INSTRUCTIONS TO FOLLOW:
Work out how many lines in these entries include the string "date", and give only that figure.

Interface dataset entries:
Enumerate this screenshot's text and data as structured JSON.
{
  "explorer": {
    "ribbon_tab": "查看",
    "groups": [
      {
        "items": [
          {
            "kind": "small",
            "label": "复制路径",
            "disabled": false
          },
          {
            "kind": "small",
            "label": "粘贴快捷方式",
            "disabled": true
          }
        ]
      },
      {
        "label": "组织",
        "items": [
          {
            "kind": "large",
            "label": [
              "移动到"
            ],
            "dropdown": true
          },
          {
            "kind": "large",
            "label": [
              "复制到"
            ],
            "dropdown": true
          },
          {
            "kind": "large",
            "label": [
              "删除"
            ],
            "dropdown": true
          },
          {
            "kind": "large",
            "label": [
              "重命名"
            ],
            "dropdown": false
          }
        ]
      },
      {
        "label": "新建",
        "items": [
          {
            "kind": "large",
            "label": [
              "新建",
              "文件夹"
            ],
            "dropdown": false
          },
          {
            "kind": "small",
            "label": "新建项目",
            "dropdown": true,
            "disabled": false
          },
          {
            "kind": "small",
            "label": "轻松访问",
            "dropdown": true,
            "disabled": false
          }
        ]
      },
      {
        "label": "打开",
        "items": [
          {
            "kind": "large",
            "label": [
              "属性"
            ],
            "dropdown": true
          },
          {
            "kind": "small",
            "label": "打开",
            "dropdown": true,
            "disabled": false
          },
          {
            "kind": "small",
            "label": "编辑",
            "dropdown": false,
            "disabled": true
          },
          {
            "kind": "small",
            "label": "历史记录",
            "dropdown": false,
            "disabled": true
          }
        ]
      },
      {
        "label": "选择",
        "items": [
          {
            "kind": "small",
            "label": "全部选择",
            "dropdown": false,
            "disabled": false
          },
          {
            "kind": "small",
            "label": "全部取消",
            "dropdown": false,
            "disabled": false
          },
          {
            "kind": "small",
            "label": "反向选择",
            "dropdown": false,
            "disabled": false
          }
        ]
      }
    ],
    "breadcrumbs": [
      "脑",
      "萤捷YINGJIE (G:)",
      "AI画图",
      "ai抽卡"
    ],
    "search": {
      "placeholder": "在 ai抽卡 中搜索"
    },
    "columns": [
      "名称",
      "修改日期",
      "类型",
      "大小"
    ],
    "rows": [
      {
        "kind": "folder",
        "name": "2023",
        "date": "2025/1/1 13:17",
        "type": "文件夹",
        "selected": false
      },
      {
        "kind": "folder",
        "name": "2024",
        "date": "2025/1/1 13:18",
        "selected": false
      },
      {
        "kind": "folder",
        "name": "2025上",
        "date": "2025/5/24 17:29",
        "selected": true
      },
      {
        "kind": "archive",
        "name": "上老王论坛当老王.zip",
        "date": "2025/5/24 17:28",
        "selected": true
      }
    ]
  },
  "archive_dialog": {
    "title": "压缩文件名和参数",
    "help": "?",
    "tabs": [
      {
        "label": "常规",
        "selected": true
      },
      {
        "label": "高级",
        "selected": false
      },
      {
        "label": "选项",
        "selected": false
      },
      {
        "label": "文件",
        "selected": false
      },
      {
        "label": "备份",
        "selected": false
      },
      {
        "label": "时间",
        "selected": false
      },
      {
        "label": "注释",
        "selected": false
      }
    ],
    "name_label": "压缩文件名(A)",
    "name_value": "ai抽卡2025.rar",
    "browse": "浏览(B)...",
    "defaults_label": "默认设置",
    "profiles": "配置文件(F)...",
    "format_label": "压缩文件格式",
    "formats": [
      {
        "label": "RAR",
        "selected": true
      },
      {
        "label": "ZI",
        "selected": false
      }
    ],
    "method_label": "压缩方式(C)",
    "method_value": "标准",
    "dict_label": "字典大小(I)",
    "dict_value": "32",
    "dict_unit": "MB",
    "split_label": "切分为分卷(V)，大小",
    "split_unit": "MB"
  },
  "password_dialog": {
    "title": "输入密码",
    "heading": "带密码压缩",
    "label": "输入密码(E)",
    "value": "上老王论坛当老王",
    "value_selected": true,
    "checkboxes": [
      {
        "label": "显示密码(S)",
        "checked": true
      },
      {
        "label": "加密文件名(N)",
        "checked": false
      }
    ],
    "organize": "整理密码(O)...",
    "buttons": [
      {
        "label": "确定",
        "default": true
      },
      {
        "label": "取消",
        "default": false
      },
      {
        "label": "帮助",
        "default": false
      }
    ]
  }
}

SOLUTION TO THIS TASK:
4